▶ [Exercise brief]
Show every line in the records below that contains the word "this".

▶ [Provided entries]

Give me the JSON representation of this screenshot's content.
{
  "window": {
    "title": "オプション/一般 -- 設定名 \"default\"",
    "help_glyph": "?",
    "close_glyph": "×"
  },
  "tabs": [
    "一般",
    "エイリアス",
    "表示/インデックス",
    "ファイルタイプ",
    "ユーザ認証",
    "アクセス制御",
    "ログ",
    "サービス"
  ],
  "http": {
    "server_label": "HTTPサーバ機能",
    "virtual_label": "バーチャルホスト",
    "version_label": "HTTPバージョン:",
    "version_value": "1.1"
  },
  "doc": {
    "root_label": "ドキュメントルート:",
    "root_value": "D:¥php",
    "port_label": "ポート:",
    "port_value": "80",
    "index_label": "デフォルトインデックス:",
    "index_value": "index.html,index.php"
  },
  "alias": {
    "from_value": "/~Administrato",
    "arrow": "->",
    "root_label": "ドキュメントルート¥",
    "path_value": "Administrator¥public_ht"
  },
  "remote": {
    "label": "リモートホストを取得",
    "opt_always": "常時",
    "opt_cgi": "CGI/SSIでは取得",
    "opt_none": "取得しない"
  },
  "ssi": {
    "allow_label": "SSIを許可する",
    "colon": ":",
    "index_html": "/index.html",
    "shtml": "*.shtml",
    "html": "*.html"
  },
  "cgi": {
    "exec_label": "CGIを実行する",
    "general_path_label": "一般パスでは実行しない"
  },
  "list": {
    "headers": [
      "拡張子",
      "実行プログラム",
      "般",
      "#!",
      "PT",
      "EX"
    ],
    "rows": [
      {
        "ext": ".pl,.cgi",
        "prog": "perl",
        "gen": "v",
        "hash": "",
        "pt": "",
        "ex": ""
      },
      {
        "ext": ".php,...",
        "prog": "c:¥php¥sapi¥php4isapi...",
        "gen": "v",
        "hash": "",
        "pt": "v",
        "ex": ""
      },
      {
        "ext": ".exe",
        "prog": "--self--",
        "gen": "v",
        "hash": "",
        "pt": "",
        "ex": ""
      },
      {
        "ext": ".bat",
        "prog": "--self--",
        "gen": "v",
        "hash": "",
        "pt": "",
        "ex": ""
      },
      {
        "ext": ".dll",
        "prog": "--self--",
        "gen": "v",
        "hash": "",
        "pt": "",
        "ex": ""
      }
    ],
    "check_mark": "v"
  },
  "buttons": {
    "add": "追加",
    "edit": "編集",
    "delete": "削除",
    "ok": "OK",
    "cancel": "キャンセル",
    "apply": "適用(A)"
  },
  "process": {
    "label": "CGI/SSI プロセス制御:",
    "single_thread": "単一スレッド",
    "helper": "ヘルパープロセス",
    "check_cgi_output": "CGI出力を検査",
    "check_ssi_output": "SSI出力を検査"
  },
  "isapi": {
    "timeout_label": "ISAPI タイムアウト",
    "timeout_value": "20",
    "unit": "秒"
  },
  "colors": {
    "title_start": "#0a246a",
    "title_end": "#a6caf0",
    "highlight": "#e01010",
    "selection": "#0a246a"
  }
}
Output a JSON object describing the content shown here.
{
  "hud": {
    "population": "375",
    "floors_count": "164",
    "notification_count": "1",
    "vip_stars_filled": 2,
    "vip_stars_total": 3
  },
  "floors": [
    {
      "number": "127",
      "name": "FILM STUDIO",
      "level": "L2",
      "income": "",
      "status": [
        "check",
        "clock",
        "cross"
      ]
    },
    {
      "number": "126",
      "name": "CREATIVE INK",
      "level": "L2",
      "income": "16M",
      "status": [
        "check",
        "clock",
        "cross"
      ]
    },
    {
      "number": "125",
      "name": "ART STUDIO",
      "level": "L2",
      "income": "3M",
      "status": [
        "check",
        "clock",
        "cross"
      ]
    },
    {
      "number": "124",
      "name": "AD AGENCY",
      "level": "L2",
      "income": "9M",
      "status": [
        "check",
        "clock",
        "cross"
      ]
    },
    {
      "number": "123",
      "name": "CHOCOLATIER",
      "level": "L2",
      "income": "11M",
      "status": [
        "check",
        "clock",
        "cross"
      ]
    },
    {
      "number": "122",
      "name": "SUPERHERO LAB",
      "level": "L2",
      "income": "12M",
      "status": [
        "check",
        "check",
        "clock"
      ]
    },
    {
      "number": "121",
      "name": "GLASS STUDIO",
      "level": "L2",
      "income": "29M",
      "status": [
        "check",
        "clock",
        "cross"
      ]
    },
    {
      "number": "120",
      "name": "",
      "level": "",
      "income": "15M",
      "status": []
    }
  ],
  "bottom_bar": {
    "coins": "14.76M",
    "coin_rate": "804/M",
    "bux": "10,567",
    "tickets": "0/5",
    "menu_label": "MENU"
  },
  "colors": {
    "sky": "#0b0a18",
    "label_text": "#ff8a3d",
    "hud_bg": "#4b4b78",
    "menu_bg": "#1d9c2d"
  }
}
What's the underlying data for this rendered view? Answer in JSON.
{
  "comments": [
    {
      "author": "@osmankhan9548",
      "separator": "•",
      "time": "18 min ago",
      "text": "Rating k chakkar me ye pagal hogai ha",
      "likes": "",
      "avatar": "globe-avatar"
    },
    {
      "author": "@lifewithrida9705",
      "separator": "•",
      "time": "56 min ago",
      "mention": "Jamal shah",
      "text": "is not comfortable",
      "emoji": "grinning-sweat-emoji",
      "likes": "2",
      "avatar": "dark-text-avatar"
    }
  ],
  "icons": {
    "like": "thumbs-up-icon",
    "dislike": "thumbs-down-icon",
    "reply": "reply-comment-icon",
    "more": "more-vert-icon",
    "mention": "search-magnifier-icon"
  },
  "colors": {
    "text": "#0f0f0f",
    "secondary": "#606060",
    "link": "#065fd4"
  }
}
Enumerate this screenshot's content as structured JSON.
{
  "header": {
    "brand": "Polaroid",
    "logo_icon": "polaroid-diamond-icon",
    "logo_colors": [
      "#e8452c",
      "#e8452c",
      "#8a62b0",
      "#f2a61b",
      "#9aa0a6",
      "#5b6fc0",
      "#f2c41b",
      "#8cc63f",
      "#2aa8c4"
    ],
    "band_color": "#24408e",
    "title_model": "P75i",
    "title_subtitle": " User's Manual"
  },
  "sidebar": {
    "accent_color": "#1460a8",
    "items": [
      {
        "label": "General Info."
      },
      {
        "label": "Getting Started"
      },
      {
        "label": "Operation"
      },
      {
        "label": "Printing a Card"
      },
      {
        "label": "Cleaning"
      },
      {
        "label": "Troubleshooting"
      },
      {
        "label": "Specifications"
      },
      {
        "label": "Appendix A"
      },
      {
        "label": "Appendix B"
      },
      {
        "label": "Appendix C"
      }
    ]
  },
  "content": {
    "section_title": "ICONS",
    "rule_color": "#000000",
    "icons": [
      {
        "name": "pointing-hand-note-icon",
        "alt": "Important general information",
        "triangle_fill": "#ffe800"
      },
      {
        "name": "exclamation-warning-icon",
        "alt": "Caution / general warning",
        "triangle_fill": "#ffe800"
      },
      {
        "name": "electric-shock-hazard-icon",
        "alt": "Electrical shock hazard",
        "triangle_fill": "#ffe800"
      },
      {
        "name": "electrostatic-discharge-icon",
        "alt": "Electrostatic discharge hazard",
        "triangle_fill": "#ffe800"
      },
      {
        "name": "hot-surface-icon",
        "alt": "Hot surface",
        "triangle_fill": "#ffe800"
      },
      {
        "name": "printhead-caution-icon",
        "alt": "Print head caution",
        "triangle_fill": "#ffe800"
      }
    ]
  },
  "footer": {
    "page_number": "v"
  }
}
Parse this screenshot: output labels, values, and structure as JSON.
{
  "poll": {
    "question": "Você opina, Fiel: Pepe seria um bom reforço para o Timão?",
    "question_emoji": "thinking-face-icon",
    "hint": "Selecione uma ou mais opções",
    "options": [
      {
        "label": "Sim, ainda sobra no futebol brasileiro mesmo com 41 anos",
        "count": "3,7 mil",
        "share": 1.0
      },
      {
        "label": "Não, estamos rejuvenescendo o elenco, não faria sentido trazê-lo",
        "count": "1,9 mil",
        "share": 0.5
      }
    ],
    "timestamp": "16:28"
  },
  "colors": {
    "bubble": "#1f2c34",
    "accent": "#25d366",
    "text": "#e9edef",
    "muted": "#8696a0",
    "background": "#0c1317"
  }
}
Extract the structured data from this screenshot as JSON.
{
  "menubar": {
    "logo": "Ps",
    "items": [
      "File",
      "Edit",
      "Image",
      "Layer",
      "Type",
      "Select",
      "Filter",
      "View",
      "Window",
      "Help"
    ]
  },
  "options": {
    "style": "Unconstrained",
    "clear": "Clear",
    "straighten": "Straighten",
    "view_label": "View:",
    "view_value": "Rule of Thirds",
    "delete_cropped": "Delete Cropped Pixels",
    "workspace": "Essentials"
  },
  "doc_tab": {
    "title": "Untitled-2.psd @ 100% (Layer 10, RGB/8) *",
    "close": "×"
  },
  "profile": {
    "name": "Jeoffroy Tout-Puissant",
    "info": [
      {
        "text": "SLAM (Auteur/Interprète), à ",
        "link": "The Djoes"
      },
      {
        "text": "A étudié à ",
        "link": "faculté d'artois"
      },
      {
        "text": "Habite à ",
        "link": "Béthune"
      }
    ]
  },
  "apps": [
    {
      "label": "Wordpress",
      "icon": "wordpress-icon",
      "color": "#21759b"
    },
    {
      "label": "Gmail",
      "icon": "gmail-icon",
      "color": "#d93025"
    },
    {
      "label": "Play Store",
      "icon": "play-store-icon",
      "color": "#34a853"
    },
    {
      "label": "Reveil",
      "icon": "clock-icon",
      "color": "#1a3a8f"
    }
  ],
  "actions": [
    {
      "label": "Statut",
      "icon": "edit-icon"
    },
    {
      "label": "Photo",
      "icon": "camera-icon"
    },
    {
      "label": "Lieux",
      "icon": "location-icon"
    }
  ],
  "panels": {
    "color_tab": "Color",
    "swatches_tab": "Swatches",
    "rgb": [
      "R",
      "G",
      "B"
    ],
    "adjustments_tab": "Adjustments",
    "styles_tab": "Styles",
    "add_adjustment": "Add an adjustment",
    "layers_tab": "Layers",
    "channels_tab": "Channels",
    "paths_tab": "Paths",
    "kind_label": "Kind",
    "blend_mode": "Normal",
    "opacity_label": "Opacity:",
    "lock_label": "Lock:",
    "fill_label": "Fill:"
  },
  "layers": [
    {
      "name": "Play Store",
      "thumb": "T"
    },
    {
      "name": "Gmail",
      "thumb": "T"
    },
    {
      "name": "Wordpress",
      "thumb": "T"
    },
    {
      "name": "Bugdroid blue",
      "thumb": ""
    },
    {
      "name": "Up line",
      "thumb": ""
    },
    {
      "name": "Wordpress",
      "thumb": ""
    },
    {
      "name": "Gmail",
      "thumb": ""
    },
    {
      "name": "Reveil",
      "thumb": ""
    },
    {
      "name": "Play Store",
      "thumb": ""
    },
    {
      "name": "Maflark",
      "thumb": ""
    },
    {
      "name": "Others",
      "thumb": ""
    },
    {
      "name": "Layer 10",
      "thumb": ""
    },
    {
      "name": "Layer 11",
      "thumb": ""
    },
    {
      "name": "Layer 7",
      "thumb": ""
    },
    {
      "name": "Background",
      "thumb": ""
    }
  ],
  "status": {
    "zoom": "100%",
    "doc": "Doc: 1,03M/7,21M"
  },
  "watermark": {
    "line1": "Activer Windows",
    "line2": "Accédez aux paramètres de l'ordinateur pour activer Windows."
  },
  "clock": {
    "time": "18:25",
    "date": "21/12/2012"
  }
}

▶ [Answer below]
Give me the JSON representation of this screenshot's content.
What's the underlying data for this rendered view? Answer in JSON.
Enumerate this screenshot's content as structured JSON.
Parse this screenshot: output labels, values, and structure as JSON.
Extract the structured data from this screenshot as JSON.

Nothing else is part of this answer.